_ABOUT THIS EXERCISE_. Reproduce all of the entries below exactly, without a single change.

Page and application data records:

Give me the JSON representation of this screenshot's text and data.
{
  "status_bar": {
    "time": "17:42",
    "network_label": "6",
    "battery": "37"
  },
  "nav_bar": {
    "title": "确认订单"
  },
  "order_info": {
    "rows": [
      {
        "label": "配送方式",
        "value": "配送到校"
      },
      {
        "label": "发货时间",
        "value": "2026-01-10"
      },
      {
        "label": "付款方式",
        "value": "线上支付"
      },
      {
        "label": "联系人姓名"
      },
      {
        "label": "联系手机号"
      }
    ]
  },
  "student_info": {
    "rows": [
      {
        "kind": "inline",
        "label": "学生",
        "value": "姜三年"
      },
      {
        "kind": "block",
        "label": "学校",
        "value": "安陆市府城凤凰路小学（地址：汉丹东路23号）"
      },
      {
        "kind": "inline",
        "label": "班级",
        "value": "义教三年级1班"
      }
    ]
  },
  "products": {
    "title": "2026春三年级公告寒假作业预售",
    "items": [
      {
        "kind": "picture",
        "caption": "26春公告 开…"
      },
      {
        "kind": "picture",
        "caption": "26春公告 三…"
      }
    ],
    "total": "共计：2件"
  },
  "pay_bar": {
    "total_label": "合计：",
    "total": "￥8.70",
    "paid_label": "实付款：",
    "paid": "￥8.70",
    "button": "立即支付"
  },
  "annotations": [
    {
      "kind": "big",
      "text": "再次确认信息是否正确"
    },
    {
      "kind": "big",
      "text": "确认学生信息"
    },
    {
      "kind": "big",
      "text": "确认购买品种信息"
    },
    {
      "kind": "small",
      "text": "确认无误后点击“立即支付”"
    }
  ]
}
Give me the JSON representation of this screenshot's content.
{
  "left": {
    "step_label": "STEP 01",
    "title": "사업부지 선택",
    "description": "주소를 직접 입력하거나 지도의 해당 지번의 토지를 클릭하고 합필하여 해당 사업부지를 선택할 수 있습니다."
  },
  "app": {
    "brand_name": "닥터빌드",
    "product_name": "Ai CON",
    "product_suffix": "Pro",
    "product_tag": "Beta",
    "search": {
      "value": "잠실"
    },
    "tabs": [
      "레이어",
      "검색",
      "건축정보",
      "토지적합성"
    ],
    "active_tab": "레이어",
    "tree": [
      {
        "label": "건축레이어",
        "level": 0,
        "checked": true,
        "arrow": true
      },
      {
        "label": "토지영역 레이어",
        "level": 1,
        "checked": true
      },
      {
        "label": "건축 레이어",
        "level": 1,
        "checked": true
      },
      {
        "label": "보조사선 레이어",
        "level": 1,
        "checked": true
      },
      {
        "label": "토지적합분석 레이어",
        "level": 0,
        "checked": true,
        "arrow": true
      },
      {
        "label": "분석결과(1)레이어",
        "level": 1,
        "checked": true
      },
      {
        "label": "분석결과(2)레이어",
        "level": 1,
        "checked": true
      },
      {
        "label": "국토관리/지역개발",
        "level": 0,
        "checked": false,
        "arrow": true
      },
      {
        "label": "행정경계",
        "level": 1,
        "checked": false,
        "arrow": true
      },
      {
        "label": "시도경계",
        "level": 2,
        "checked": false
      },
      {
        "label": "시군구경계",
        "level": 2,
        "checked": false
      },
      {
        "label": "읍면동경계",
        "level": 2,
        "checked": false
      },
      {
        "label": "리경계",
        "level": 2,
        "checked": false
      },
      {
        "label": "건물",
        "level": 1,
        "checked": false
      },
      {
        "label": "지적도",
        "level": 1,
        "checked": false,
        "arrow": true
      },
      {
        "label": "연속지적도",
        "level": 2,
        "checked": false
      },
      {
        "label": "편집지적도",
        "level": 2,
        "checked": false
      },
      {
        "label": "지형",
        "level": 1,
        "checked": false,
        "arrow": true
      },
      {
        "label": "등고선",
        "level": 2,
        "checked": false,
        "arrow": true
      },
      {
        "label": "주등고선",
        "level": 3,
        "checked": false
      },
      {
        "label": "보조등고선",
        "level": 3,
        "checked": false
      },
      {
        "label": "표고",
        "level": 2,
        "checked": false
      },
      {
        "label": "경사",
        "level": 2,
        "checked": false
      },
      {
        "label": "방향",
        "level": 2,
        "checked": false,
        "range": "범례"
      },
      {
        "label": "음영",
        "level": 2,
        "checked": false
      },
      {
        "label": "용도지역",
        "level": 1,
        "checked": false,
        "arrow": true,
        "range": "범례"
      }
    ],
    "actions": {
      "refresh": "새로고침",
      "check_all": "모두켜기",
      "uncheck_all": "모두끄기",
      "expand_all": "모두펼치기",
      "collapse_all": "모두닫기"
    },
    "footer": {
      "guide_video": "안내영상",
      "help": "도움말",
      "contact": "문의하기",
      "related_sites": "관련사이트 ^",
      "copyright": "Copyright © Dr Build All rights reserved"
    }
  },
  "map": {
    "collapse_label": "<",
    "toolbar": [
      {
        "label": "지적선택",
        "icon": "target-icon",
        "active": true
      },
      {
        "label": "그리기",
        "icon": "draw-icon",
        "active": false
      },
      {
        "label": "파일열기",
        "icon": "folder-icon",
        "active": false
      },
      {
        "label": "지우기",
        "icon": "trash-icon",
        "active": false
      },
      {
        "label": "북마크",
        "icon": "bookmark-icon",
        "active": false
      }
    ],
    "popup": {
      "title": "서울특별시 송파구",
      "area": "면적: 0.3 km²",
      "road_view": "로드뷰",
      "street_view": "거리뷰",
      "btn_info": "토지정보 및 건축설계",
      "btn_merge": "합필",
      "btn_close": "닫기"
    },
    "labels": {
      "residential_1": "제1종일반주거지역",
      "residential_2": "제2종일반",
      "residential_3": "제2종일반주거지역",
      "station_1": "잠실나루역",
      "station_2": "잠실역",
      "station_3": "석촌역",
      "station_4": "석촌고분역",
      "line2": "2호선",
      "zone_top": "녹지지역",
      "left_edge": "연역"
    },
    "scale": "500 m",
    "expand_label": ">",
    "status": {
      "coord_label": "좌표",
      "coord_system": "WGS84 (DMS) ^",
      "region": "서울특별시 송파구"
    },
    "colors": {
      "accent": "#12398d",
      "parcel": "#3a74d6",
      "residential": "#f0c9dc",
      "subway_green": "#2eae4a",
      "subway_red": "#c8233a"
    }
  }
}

_WRITTEN RESPONSE_.
Give me the JSON representation of this screenshot's text and data.
{
  "status_bar": {
    "time": "17:42",
    "network_label": "6",
    "battery": "37"
  },
  "nav_bar": {
    "title": "确认订单"
  },
  "order_info": {
    "rows": [
      {
        "label": "配送方式",
        "value": "配送到校"
      },
      {
        "label": "发货时间",
        "value": "2026-01-10"
      },
      {
        "label": "付款方式",
        "value": "线上支付"
      },
      {
        "label": "联系人姓名"
      },
      {
        "label": "联系手机号"
      }
    ]
  },
  "student_info": {
    "rows": [
      {
        "kind": "inline",
        "label": "学生",
        "value": "姜三年"
      },
      {
        "kind": "block",
        "label": "学校",
        "value": "安陆市府城凤凰路小学（地址：汉丹东路23号）"
      },
      {
        "kind": "inline",
        "label": "班级",
        "value": "义教三年级1班"
      }
    ]
  },
  "products": {
    "title": "2026春三年级公告寒假作业预售",
    "items": [
      {
        "kind": "picture",
        "caption": "26春公告 开…"
      },
      {
        "kind": "picture",
        "caption": "26春公告 三…"
      }
    ],
    "total": "共计：2件"
  },
  "pay_bar": {
    "total_label": "合计：",
    "total": "￥8.70",
    "paid_label": "实付款：",
    "paid": "￥8.70",
    "button": "立即支付"
  },
  "annotations": [
    {
      "kind": "big",
      "text": "再次确认信息是否正确"
    },
    {
      "kind": "big",
      "text": "确认学生信息"
    },
    {
      "kind": "big",
      "text": "确认购买品种信息"
    },
    {
      "kind": "small",
      "text": "确认无误后点击“立即支付”"
    }
  ]
}
Give me the JSON representation of this screenshot's content.
{
  "left": {
    "step_label": "STEP 01",
    "title": "사업부지 선택",
    "description": "주소를 직접 입력하거나 지도의 해당 지번의 토지를 클릭하고 합필하여 해당 사업부지를 선택할 수 있습니다."
  },
  "app": {
    "brand_name": "닥터빌드",
    "product_name": "Ai CON",
    "product_suffix": "Pro",
    "product_tag": "Beta",
    "search": {
      "value": "잠실"
    },
    "tabs": [
      "레이어",
      "검색",
      "건축정보",
      "토지적합성"
    ],
    "active_tab": "레이어",
    "tree": [
      {
        "label": "건축레이어",
        "level": 0,
        "checked": true,
        "arrow": true
      },
      {
        "label": "토지영역 레이어",
        "level": 1,
        "checked": true
      },
      {
        "label": "건축 레이어",
        "level": 1,
        "checked": true
      },
      {
        "label": "보조사선 레이어",
        "level": 1,
        "checked": true
      },
      {
        "label": "토지적합분석 레이어",
        "level": 0,
        "checked": true,
        "arrow": true
      },
      {
        "label": "분석결과(1)레이어",
        "level": 1,
        "checked": true
      },
      {
        "label": "분석결과(2)레이어",
        "level": 1,
        "checked": true
      },
      {
        "label": "국토관리/지역개발",
        "level": 0,
        "checked": false,
        "arrow": true
      },
      {
        "label": "행정경계",
        "level": 1,
        "checked": false,
        "arrow": true
      },
      {
        "label": "시도경계",
        "level": 2,
        "checked": false
      },
      {
        "label": "시군구경계",
        "level": 2,
        "checked": false
      },
      {
        "label": "읍면동경계",
        "level": 2,
        "checked": false
      },
      {
        "label": "리경계",
        "level": 2,
        "checked": false
      },
      {
        "label": "건물",
        "level": 1,
        "checked": false
      },
      {
        "label": "지적도",
        "level": 1,
        "checked": false,
        "arrow": true
      },
      {
        "label": "연속지적도",
        "level": 2,
        "checked": false
      },
      {
        "label": "편집지적도",
        "level": 2,
        "checked": false
      },
      {
        "label": "지형",
        "level": 1,
        "checked": false,
        "arrow": true
      },
      {
        "label": "등고선",
        "level": 2,
        "checked": false,
        "arrow": true
      },
      {
        "label": "주등고선",
        "level": 3,
        "checked": false
      },
      {
        "label": "보조등고선",
        "level": 3,
        "checked": false
      },
      {
        "label": "표고",
        "level": 2,
        "checked": false
      },
      {
        "label": "경사",
        "level": 2,
        "checked": false
      },
      {
        "label": "방향",
        "level": 2,
        "checked": false,
        "range": "범례"
      },
      {
        "label": "음영",
        "level": 2,
        "checked": false
      },
      {
        "label": "용도지역",
        "level": 1,
        "checked": false,
        "arrow": true,
        "range": "범례"
      }
    ],
    "actions": {
      "refresh": "새로고침",
      "check_all": "모두켜기",
      "uncheck_all": "모두끄기",
      "expand_all": "모두펼치기",
      "collapse_all": "모두닫기"
    },
    "footer": {
      "guide_video": "안내영상",
      "help": "도움말",
      "contact": "문의하기",
      "related_sites": "관련사이트 ^",
      "copyright": "Copyright © Dr Build All rights reserved"
    }
  },
  "map": {
    "collapse_label": "<",
    "toolbar": [
      {
        "label": "지적선택",
        "icon": "target-icon",
        "active": true
      },
      {
        "label": "그리기",
        "icon": "draw-icon",
        "active": false
      },
      {
        "label": "파일열기",
        "icon": "folder-icon",
        "active": false
      },
      {
        "label": "지우기",
        "icon": "trash-icon",
        "active": false
      },
      {
        "label": "북마크",
        "icon": "bookmark-icon",
        "active": false
      }
    ],
    "popup": {
      "title": "서울특별시 송파구",
      "area": "면적: 0.3 km²",
      "road_view": "로드뷰",
      "street_view": "거리뷰",
      "btn_info": "토지정보 및 건축설계",
      "btn_merge": "합필",
      "btn_close": "닫기"
    },
    "labels": {
      "residential_1": "제1종일반주거지역",
      "residential_2": "제2종일반",
      "residential_3": "제2종일반주거지역",
      "station_1": "잠실나루역",
      "station_2": "잠실역",
      "station_3": "석촌역",
      "station_4": "석촌고분역",
      "line2": "2호선",
      "zone_top": "녹지지역",
      "left_edge": "연역"
    },
    "scale": "500 m",
    "expand_label": ">",
    "status": {
      "coord_label": "좌표",
      "coord_system": "WGS84 (DMS) ^",
      "region": "서울특별시 송파구"
    },
    "colors": {
      "accent": "#12398d",
      "parcel": "#3a74d6",
      "residential": "#f0c9dc",
      "subway_green": "#2eae4a",
      "subway_red": "#c8233a"
    }
  }
}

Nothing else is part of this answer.